He's not sure he will.
"I don't know," he said after Boston's 5-3 win over the Seattle Mariners in the first game of a day-night doubleheader Wednesday. "If I can pitch like I did the first six innings, yeah. If I pitch like I did in the seventh inning, no, probably not."
Beckett (4-3) was 0-2 with a 10.69 ERA in his previous three starts but through six innings allowed just an infield single to Ichiro Suzuki leading off the game. But then he gave up three runs in the seventh on homers by Russell Branyan and Casey Kotchman. Fortunately for the Red Sox, they had broken a scoreless tie with four runs in the sixth and their bullpen held Seattle hitless for 2 2/3 innings.
"The first six innings were tremendous" for Beckett, manager Terry Francona said. "The biggest inning of every game is after you score, you certainly want to go up and try to put up a zero.
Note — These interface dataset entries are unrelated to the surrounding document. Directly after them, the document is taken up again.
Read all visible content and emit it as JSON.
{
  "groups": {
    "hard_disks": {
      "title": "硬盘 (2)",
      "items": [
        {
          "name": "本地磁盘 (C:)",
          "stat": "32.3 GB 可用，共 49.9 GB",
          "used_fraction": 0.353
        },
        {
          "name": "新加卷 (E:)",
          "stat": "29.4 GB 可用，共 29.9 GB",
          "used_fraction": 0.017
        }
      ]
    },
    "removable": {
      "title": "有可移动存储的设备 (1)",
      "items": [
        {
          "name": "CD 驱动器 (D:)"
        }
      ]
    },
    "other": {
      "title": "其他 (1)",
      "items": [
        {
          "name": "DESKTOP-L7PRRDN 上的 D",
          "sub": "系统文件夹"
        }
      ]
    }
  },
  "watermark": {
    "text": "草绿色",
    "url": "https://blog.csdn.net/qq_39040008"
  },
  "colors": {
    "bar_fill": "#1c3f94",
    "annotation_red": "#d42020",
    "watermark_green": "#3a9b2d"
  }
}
So we've got to do a better job of that, but we're also sitting on a win."
Seattle lost its fourth straight.
Tim Wakefield was scheduled to face Felix Hernandez in the night game, a makeup of Tuesday night's rainout. Jon Lester, originally set to pitch for Boston, was pushed back top the opener of Friday's three-game road series against the Rays when Daisuke Matsuzaka, who had been set to pitch then, developed lower back soreness.
It rained heavily Wednesday morning but only a light mist fell at times during Wednesday's opener.
Papelbon has allowed just one hit in five scoreless innings in his last five appearances after blowing a 5-3 lead at Toronto by giving up three runs in the ninth of a 6-5 loss.
"Now I'm to the point where I know what's working for me, what's not working," he said. "I definitely have the feel back for my split and I'm able to keep hitters honest with it."
For five innings, Beckett was engaged in a duel with David Pauley (2-5) whose only major league wins came in his previous two games. Pauley allowed two hits until getting knocked out of the game in the sixth.
"I started losing the grip of the ball," he said. "For the most part, my fastball was good. The fifth, sixth inning was when the ball was wet."
Pauley pitched a total of nine games for Boston in 2006 and 2008 and he returned to Fenway Park where he baffled hitters from the start. He retired the first nine batters and gave up only a double to Marco Scutaro in the fourth and a single to Bill Hall in the fifth.
Then the Red Sox teed off in the sixth.
Scutaro led off with a single to third and took second on Victor Martinez's one-out single to left. David Ortiz then walked, loading the bases. Adrian Beltre followed with a hard shot to the mound off Pauley's glove that bounced toward the third-base line as Scutaro scored the first run.
Mike Lowell hit a sacrifice fly to right and Daniel Nava made it 4-0 with a two-run lined single over the head of second baseman Chone Figgins. Jamey Wright replaced Pauley and struck out Hall to end the inning.
"I think [Pauley] threw the ball well," Seattle manager Daren Brown said, "just made some mistakes in the sixth that just cost us the ballgame."
Beckett kept up his dominance in the seventh by starting with his seventh strikeout, fanning Figgins. Then, like Pauley, he quickly lost his touch.
Branyan his 20th homer of the season to right field, Jose Lopez singled off the left-field wall and Kotchman followed with a two-run shot to right field, his ninth. Suddenly, it was 4-3 and Beckett was done after allowing four hits and one walk. Bard did the job quickly, fielding grounders by Franklin Gutierrez and Josh Bard and throwing to first to end the inning.
The Red Sox made it 5-3 in the eighth on Darnell McDonald's RBI single.
Branyan has homered in 36 of the 39 ballparks in which he's played after connecting for the first time at Fenway. The three he hasn't homered in are Target Field in Minnesota, which opened this year, Nationals Park in Washington, which opened in 2008, and Veterans Stadium in Philadelphia, where the Phillies played from 1971 to 2003. ... The doubleheader was the first for both teams this year. ... Beckett has at least one strikeout in each of his 243 games, the longest active streak in the majors to start a career.